Bottom line, we didn’t come close to gaining on the rider and when we hit the straightaway section, the poor group workmanship continued.

As we neared the last climb of the lap, I exchanged some pleasantries with Colin from my previous race who would have won the award for most pulls of the day.

Unfortunately, that didn’t last long as he took off with the KOM winner as the climb started.

Seeing how I was down to my last bit of water, I just tried to find a solid tempo and stick to it.

Their lead would continue to grow, but I was gaining distance on the other riders behind as we started the big climb on the final lap.

One thing that was becoming apparent was one of those clicking noises that leads to a snap, so I was praying the bike would stay together grinding on the steeper parts.



Alone reaching the top on my third time around.


As I hit the peak, I considered waiting up for the three riders behind me to form a posse to catch the two in front, but remembering the lack of teamwork before, I figured I would take my chances and hit the downhill full throttle.

That strategy did work, as Strava told me I gained a couple of seconds on the threesome, but while I could see the pair had fractured in front of me, catching either of them was going to be tough.

As I hit the straightaway, I could definitely feel my energy fade, so I kept it just a notch below my top speed hoping my body wouldn’t shut down.

About halfway through this stretch, a La Grange rider passed me and I did my best to grab his wheel.

He was one of the most cooperative on our previous failed paceline, so when he asked to work together, I was willing to cede 4th place if he would help keep the last pair away.

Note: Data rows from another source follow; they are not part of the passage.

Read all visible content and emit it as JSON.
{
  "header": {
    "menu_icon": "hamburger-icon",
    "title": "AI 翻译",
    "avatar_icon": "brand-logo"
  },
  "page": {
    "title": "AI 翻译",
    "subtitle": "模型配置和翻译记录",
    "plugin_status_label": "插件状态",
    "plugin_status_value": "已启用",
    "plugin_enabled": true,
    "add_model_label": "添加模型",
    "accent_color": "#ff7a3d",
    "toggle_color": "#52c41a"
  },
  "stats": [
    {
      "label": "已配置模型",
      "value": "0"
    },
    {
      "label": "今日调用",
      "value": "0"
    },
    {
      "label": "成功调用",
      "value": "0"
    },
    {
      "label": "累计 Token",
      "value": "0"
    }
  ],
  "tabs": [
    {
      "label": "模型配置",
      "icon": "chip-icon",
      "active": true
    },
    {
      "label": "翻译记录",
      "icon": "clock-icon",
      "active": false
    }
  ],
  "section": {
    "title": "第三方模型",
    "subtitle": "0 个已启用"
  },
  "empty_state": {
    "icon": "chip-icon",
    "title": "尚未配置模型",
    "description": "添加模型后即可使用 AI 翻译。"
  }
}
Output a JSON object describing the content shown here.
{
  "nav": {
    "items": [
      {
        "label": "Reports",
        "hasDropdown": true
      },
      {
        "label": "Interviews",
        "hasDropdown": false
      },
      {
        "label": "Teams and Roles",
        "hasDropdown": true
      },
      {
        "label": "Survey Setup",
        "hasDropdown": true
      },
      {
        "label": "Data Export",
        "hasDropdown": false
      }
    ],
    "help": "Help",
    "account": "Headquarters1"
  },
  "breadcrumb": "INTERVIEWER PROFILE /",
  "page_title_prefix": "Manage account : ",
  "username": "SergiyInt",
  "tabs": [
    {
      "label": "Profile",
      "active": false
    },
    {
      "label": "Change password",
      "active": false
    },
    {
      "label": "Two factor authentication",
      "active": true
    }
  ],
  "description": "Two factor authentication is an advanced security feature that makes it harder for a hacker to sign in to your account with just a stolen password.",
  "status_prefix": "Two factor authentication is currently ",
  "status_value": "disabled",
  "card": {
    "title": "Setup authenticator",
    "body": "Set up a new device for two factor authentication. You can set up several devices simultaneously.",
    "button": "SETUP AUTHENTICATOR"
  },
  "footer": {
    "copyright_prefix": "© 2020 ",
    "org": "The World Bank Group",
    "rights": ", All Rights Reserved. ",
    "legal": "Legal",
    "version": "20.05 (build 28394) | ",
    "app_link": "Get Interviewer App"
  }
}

Not only did this work as planned, but he ended up taking the majority of pulls before the last climb.

This was also the spot where my camera died out since I didn’t charge it so good or write about it in proper english either.


Steaming to the finish…(photo by Travis Remp)


As the pitch picked up, my partner pulled away which I was tempted to hold onto, but I was pretty parched and didn’t want to flame out as the pair behind had gained a little more ground on me.

The distance seemed to hold, but I made sure that I had a little left in the tank in case a sprint was coming.

As we neared the finish line, it was almost like watching planes in the air lined up for landing at LAX as positions 2 – 7 seemed to be an equal distance from each other.

If someone told me before the race that I’d be finishing 5th, I would have been ecsastic, but the racers in us always look to improve.